LVL7 Rakes in $12.5M in Series A

One year after the launch of a software package used by network infrastructure developers to accelerate and streamline the design process, LVL7 Systems of Cary, N.C. has secured $12.5 million in its first round of institutional financing.

The deal will close in two tranches: Investors have already armed the company with $8.5 million in venture capital, but if the company runs short on cash before it breaks even, its venture backers will pump an additional $4 million into its coffers.

“The $4 million is a safety net for us,” says Ernest Baker, the company’s president and co-founder. “If the market continues to go soft and we need more cash, this makes it very simple for us.” Still, he adds, the $8.5 million the company already secured should fund its operations until the middle of next year, when the company plans to hit profitability. LVL7 Systems has no plans for additional rounds of venture financing.

Gabriel Venture Partners of Redwood Shores, Calif., and H.I.G. Ventures of Atlanta co-led the round. They were joined at the table by Accton Technology Corp., a Taiwanese communications equipment manufacturer, and individual investors like Neal Hunter, chairman of semiconductor equipment maker Cree Inc. The company raised $10 million in two rounds of seed financing that date back to 2000.

Baker and Erik Dixon, a co-founder and vice president for LVL7’s business development department, are IBM Corp. veterans who formed LVL7 in November 1999 to create a software platform to help network equipment vendors and systems integrators reduce development costs and improve productivity in building Ethernet products. The company has partnered with silicon vendors like Intel and Vitesse to sell its software to companies like Passive optical network developer Quantum Bridge of Andover, Mass., and Hillsboro, Ore.-based RadiSys Corp., a developer of communications systems.
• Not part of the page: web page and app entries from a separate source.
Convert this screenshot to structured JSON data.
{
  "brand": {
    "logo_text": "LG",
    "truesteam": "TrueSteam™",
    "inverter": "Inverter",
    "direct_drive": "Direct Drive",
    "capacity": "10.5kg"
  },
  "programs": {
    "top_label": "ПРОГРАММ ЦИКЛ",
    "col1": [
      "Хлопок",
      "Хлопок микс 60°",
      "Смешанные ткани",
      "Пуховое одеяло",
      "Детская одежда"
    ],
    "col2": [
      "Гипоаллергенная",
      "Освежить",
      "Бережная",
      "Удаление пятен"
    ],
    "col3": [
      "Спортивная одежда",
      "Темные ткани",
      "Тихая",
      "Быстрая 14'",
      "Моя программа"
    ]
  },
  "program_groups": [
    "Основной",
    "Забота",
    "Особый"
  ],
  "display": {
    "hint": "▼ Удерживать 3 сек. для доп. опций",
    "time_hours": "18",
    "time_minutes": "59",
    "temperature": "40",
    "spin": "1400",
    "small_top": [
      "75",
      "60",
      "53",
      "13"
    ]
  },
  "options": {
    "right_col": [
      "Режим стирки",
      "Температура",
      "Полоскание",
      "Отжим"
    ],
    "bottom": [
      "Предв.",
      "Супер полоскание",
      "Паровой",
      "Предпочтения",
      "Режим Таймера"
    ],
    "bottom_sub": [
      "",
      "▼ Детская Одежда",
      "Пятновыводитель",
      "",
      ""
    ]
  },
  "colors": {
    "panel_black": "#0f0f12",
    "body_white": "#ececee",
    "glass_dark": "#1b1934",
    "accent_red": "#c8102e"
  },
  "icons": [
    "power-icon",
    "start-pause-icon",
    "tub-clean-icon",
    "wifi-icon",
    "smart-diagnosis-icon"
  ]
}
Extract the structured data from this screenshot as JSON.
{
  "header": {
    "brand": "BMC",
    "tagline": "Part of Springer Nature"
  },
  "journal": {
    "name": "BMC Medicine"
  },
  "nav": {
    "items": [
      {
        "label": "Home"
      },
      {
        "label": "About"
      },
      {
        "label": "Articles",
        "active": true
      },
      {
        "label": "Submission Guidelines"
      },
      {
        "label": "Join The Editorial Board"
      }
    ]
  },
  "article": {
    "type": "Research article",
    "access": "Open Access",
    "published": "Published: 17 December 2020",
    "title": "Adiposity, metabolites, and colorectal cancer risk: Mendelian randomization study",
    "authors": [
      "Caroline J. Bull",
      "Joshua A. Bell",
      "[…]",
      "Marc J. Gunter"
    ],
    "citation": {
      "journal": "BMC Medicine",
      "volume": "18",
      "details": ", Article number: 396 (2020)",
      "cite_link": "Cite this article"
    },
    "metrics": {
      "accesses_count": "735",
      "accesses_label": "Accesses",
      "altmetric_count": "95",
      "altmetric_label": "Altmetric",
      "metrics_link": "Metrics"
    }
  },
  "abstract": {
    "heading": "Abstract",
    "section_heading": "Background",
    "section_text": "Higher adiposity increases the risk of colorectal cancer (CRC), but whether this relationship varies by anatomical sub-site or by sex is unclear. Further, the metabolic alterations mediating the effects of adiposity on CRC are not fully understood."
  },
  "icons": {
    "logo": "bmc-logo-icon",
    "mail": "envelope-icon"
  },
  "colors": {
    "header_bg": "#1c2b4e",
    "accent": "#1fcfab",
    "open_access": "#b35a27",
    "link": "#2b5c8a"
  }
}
With 60 employees on its roster, LVL7 plans to use the funding to add another dozen employees to its team over the next six to nine months, mostly in sales and marketinge on the West Coast and in Asia. It will also add to its software development team in order to add features to its software for developers of metro broadband networks and wireless Internet access providers.

Contact Carolina Braunschweig